Monday, August 26, 2002
Public Transportation. Honolulu Busway Nets 46,300 New Daily Riders. A 648 million dollar bus rapid transit project in Honolulu will yield 46,300 new riders daily. This is a capital cost of about $14,000 per net new rider compared with the $150,000 cost per rider of the Hiawatha and proposed University LRT projects in the Twin Cities. The project is 32.2 miles long and has 31 stations, dwarfing the combined reach of the two Twin Cities Projects. Prior related "Pulse" entries include: 97, 76, and 10. The description of the Honolulu Primary Corridor Transportation Project is online is at: (124)

Sunday, August 25, 2002
Healthcare. Technology: Palmtops Come to the Operating Room. A brief article in the New York Times describes use of hand held computers by physicians. In responding to why healthcare is so far behind in the adoption of leading edge point of service technology, one physician in the article remarked: "There's no simple answer. But there is something about the ability of computers to disrupt rather than improve the work flow of people who are very busy." There is a lot more to learn then on how to make handheld computers worth the trouble to busy professionals. The full article is at: (123)

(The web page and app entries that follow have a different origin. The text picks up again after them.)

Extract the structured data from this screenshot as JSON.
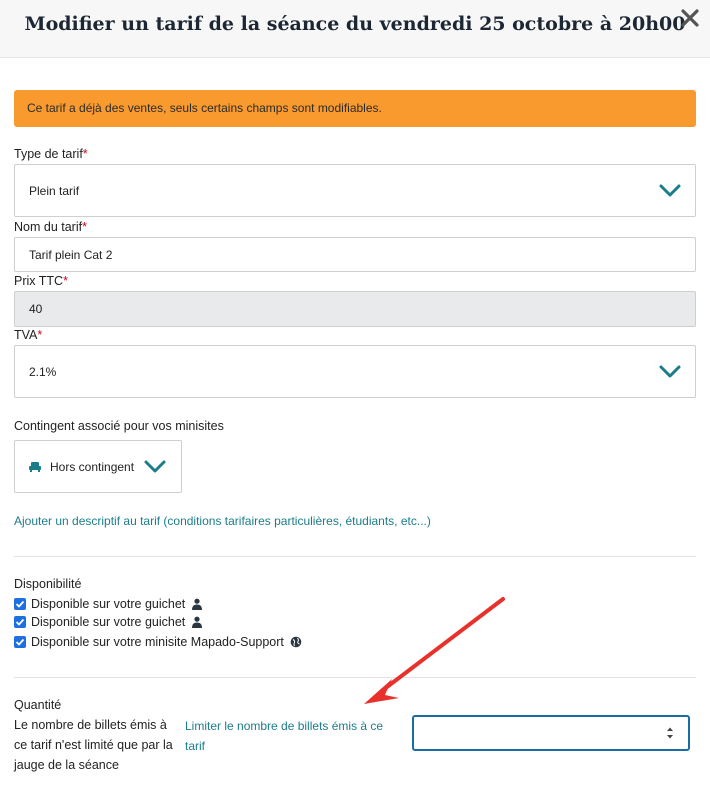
{
  "dialog": {
    "title": "Modifier un tarif de la séance du vendredi 25 octobre à 20h00",
    "close_icon": "close-icon"
  },
  "alert": {
    "text": "Ce tarif a déjà des ventes, seuls certains champs sont modifiables.",
    "color": "#f89a2e"
  },
  "fields": {
    "type": {
      "label": "Type de tarif",
      "required": "*",
      "value": "Plein tarif"
    },
    "name": {
      "label": "Nom du tarif",
      "required": "*",
      "value": "Tarif plein Cat 2"
    },
    "price": {
      "label": "Prix TTC",
      "required": "*",
      "value": "40"
    },
    "vat": {
      "label": "TVA",
      "required": "*",
      "value": "2.1%"
    }
  },
  "contingent": {
    "label": "Contingent associé pour vos minisites",
    "value": "Hors contingent",
    "icon": "seat-icon"
  },
  "description_link": "Ajouter un descriptif au tarif (conditions tarifaires particulières, étudiants, etc...)",
  "availability": {
    "label": "Disponibilité",
    "items": [
      {
        "label": "Disponible sur votre guichet",
        "checked": true,
        "icon": "person-icon"
      },
      {
        "label": "Disponible sur votre guichet",
        "checked": true,
        "icon": "person-icon"
      },
      {
        "label": "Disponible sur votre minisite Mapado-Support",
        "checked": true,
        "icon": "globe-icon"
      }
    ]
  },
  "quantity": {
    "label": "Quantité",
    "description": "Le nombre de billets émis à ce tarif n'est limité que par la jauge de la séance",
    "limit_link": "Limiter le nombre de billets émis à ce tarif",
    "input_value": ""
  },
  "colors": {
    "accent": "#1b7d8a",
    "required": "#d0021b",
    "checkbox": "#1e6fe0",
    "annotation_arrow": "#e8312a"
  }
}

Public Services. e-Government: Singapore Ranks Number One in World. In a report "Global IT Report" by Harvard University and the World Economic Forum Singapore was ranked number one in e-government, the use of the web to deliver public services. The report by Harvard's Center for International Development and the World Economic Forum studied the infrastructure and network readiness of 75 countries. The report stated: "Singapore is one of the few countries in the world where e-government services have not only provided more efficient access to the government but have also contributed significantly to the way government operates." The report is available in book form with description at Source: New Straits Times (Singapore), Computer Times, August 21, 2002. (122)